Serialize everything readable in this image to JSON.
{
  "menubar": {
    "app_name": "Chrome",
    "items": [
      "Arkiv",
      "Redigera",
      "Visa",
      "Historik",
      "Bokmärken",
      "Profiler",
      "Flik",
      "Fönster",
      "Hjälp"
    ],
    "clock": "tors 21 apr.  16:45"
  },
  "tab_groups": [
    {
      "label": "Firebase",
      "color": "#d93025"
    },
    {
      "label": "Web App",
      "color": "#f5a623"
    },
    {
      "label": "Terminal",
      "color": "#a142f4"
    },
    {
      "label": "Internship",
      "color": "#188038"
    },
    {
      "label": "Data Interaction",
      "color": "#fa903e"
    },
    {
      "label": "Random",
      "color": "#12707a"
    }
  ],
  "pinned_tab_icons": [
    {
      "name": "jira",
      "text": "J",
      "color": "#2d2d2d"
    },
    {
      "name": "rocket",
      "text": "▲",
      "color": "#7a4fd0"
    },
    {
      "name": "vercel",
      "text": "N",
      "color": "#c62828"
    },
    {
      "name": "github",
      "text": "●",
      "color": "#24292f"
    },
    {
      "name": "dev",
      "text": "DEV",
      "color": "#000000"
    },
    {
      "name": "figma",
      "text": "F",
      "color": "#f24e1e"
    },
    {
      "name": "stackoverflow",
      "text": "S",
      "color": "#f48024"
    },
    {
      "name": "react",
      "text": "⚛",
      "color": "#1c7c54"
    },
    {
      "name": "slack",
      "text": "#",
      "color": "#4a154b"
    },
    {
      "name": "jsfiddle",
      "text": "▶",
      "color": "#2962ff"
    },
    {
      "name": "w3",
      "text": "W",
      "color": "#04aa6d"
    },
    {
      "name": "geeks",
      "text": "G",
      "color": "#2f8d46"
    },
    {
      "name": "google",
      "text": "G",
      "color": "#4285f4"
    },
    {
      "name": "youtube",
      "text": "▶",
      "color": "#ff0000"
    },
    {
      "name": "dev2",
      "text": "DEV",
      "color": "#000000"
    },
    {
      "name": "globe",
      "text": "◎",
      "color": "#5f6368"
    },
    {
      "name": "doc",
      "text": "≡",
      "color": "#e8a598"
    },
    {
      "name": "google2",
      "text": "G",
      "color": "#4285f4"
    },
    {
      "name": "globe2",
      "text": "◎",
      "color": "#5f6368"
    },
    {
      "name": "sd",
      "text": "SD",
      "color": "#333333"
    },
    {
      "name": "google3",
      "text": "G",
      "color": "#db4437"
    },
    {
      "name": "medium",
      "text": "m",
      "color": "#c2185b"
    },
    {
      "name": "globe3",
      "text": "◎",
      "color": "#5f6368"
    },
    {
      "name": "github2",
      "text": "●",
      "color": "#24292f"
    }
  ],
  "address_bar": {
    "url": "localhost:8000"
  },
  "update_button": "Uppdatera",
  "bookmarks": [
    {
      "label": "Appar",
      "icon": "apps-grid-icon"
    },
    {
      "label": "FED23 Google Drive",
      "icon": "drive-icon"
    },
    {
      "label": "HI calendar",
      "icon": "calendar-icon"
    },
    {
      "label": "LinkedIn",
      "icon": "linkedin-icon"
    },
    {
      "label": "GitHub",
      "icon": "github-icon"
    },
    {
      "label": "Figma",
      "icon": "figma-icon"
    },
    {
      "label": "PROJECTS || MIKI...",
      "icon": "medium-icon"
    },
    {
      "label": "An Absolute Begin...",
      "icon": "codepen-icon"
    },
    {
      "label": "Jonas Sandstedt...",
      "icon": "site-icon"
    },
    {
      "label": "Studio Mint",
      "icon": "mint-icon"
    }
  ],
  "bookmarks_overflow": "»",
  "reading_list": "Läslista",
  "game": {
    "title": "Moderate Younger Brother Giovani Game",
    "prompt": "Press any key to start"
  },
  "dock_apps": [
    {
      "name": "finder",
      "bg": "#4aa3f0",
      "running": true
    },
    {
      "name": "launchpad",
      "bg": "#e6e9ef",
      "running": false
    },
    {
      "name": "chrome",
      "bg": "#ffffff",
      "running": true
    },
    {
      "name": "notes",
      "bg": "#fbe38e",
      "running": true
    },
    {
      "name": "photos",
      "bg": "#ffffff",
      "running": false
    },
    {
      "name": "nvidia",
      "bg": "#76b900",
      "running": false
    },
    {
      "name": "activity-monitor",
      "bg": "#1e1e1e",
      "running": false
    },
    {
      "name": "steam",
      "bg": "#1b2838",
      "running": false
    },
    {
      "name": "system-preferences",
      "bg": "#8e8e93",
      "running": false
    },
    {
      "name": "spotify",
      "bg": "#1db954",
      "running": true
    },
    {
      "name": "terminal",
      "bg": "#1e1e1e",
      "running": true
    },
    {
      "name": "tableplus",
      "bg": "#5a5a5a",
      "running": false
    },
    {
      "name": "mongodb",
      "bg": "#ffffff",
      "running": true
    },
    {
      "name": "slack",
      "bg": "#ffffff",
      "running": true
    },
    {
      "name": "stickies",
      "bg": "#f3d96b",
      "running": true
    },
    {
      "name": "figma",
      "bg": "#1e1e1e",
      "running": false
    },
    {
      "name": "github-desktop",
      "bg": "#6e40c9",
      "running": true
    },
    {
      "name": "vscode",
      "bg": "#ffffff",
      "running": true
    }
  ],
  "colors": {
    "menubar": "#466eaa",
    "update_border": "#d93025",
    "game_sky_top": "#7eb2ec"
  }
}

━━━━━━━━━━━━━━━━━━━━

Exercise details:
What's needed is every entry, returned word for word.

Worked solution:
Serialize everything readable in this image to JSON.
{
  "menubar": {
    "app_name": "Chrome",
    "items": [
      "Arkiv",
      "Redigera",
      "Visa",
      "Historik",
      "Bokmärken",
      "Profiler",
      "Flik",
      "Fönster",
      "Hjälp"
    ],
    "clock": "tors 21 apr.  16:45"
  },
  "tab_groups": [
    {
      "label": "Firebase",
      "color": "#d93025"
    },
    {
      "label": "Web App",
      "color": "#f5a623"
    },
    {
      "label": "Terminal",
      "color": "#a142f4"
    },
    {
      "label": "Internship",
      "color": "#188038"
    },
    {
      "label": "Data Interaction",
      "color": "#fa903e"
    },
    {
      "label": "Random",
      "color": "#12707a"
    }
  ],
  "pinned_tab_icons": [
    {
      "name": "jira",
      "text": "J",
      "color": "#2d2d2d"
    },
    {
      "name": "rocket",
      "text": "▲",
      "color": "#7a4fd0"
    },
    {
      "name": "vercel",
      "text": "N",
      "color": "#c62828"
    },
    {
      "name": "github",
      "text": "●",
      "color": "#24292f"
    },
    {
      "name": "dev",
      "text": "DEV",
      "color": "#000000"
    },
    {
      "name": "figma",
      "text": "F",
      "color": "#f24e1e"
    },
    {
      "name": "stackoverflow",
      "text": "S",
      "color": "#f48024"
    },
    {
      "name": "react",
      "text": "⚛",
      "color": "#1c7c54"
    },
    {
      "name": "slack",
      "text": "#",
      "color": "#4a154b"
    },
    {
      "name": "jsfiddle",
      "text": "▶",
      "color": "#2962ff"
    },
    {
      "name": "w3",
      "text": "W",
      "color": "#04aa6d"
    },
    {
      "name": "geeks",
      "text": "G",
      "color": "#2f8d46"
    },
    {
      "name": "google",
      "text": "G",
      "color": "#4285f4"
    },
    {
      "name": "youtube",
      "text": "▶",
      "color": "#ff0000"
    },
    {
      "name": "dev2",
      "text": "DEV",
      "color": "#000000"
    },
    {
      "name": "globe",
      "text": "◎",
      "color": "#5f6368"
    },
    {
      "name": "doc",
      "text": "≡",
      "color": "#e8a598"
    },
    {
      "name": "google2",
      "text": "G",
      "color": "#4285f4"
    },
    {
      "name": "globe2",
      "text": "◎",
      "color": "#5f6368"
    },
    {
      "name": "sd",
      "text": "SD",
      "color": "#333333"
    },
    {
      "name": "google3",
      "text": "G",
      "color": "#db4437"
    },
    {
      "name": "medium",
      "text": "m",
      "color": "#c2185b"
    },
    {
      "name": "globe3",
      "text": "◎",
      "color": "#5f6368"
    },
    {
      "name": "github2",
      "text": "●",
      "color": "#24292f"
    }
  ],
  "address_bar": {
    "url": "localhost:8000"
  },
  "update_button": "Uppdatera",
  "bookmarks": [
    {
      "label": "Appar",
      "icon": "apps-grid-icon"
    },
    {
      "label": "FED23 Google Drive",
      "icon": "drive-icon"
    },
    {
      "label": "HI calendar",
      "icon": "calendar-icon"
    },
    {
      "label": "LinkedIn",
      "icon": "linkedin-icon"
    },
    {
      "label": "GitHub",
      "icon": "github-icon"
    },
    {
      "label": "Figma",
      "icon": "figma-icon"
    },
    {
      "label": "PROJECTS || MIKI...",
      "icon": "medium-icon"
    },
    {
      "label": "An Absolute Begin...",
      "icon": "codepen-icon"
    },
    {
      "label": "Jonas Sandstedt...",
      "icon": "site-icon"
    },
    {
      "label": "Studio Mint",
      "icon": "mint-icon"
    }
  ],
  "bookmarks_overflow": "»",
  "reading_list": "Läslista",
  "game": {
    "title": "Moderate Younger Brother Giovani Game",
    "prompt": "Press any key to start"
  },
  "dock_apps": [
    {
      "name": "finder",
      "bg": "#4aa3f0",
      "running": true
    },
    {
      "name": "launchpad",
      "bg": "#e6e9ef",
      "running": false
    },
    {
      "name": "chrome",
      "bg": "#ffffff",
      "running": true
    },
    {
      "name": "notes",
      "bg": "#fbe38e",
      "running": true
    },
    {
      "name": "photos",
      "bg": "#ffffff",
      "running": false
    },
    {
      "name": "nvidia",
      "bg": "#76b900",
      "running": false
    },
    {
      "name": "activity-monitor",
      "bg": "#1e1e1e",
      "running": false
    },
    {
      "name": "steam",
      "bg": "#1b2838",
      "running": false
    },
    {
      "name": "system-preferences",
      "bg": "#8e8e93",
      "running": false
    },
    {
      "name": "spotify",
      "bg": "#1db954",
      "running": true
    },
    {
      "name": "terminal",
      "bg": "#1e1e1e",
      "running": true
    },
    {
      "name": "tableplus",
      "bg": "#5a5a5a",
      "running": false
    },
    {
      "name": "mongodb",
      "bg": "#ffffff",
      "running": true
    },
    {
      "name": "slack",
      "bg": "#ffffff",
      "running": true
    },
    {
      "name": "stickies",
      "bg": "#f3d96b",
      "running": true
    },
    {
      "name": "figma",
      "bg": "#1e1e1e",
      "running": false
    },
    {
      "name": "github-desktop",
      "bg": "#6e40c9",
      "running": true
    },
    {
      "name": "vscode",
      "bg": "#ffffff",
      "running": true
    }
  ],
  "colors": {
    "menubar": "#466eaa",
    "update_border": "#d93025",
    "game_sky_top": "#7eb2ec"
  }
}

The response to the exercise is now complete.